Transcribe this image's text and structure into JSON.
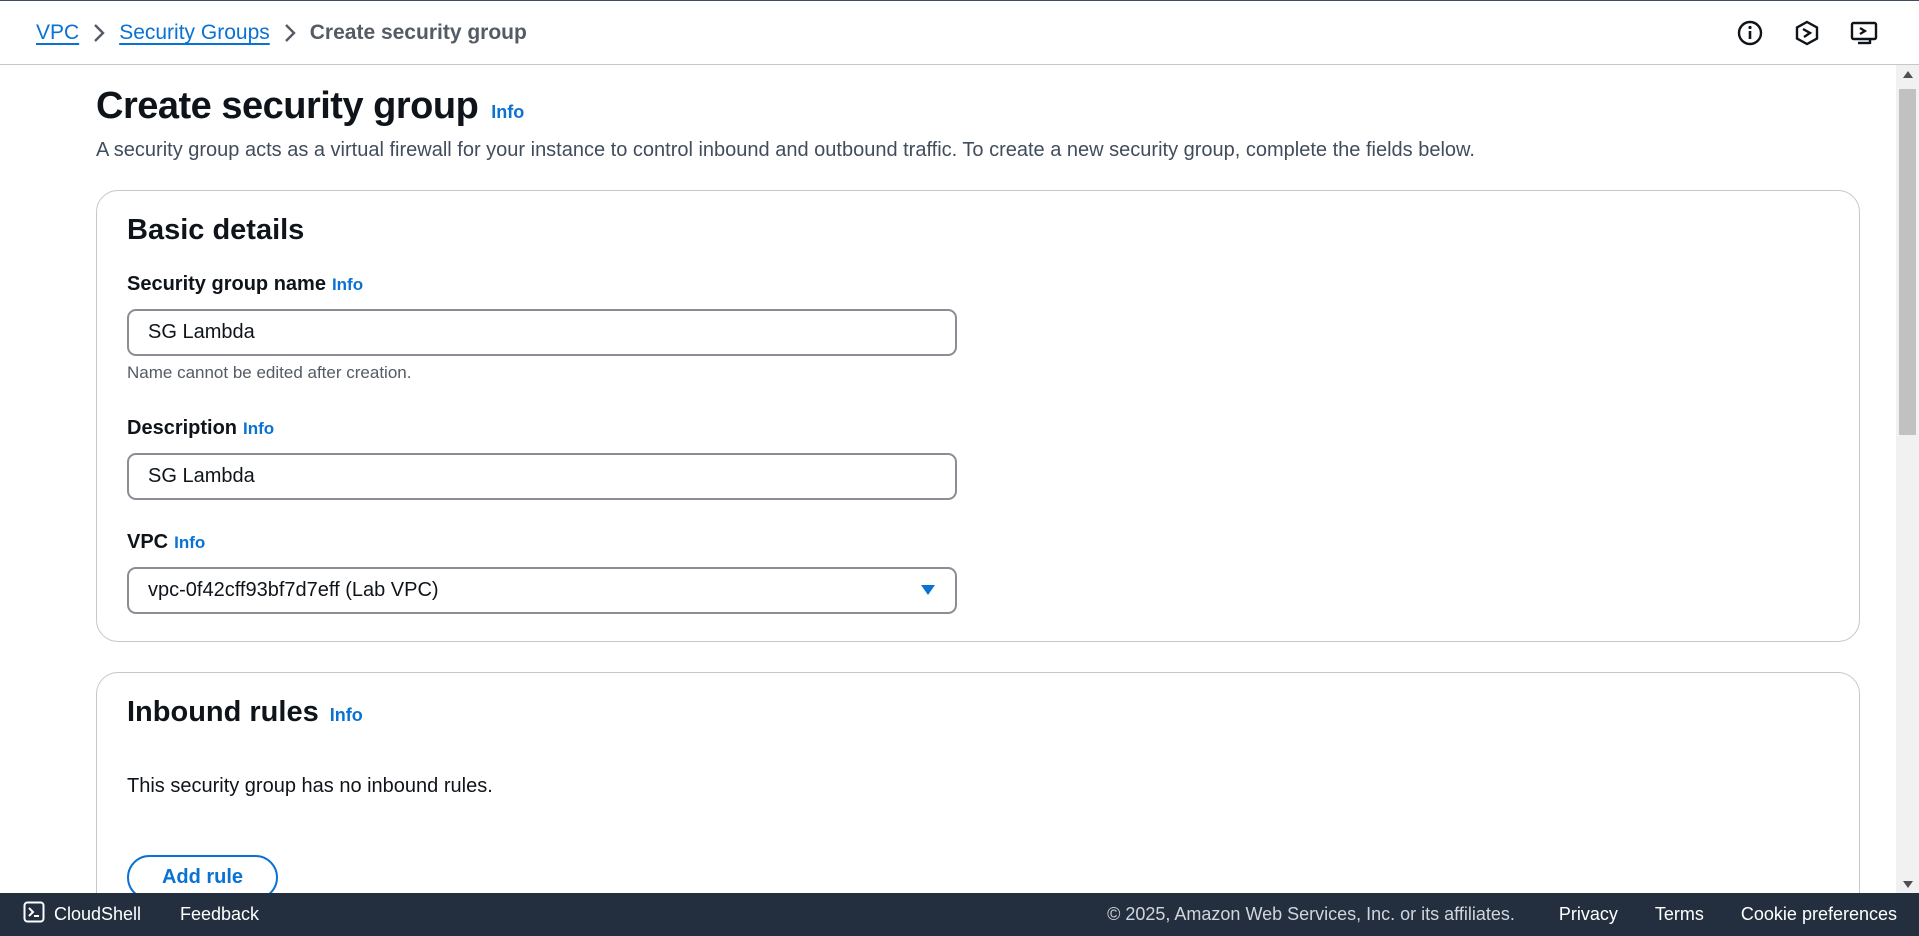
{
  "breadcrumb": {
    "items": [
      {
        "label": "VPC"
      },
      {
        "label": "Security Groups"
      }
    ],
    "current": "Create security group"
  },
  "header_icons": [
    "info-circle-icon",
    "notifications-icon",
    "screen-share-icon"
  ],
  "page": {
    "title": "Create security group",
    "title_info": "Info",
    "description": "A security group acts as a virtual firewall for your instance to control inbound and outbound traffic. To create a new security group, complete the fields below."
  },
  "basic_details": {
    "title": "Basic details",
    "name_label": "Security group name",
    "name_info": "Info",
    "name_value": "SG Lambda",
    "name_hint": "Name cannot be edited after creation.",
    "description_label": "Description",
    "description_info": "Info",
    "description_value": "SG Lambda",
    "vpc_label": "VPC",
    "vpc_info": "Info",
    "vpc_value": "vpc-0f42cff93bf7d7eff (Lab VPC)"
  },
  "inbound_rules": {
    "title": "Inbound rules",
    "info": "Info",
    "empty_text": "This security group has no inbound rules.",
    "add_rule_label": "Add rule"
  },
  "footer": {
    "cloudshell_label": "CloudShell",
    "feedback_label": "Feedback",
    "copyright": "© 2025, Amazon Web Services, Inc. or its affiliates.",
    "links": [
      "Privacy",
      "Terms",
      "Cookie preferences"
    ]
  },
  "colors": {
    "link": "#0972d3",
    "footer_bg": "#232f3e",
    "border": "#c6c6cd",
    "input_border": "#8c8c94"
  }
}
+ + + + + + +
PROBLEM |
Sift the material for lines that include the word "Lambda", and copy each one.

FINAL ANSWER |
    "name_value": "SG Lambda",
    "description_value": "SG Lambda",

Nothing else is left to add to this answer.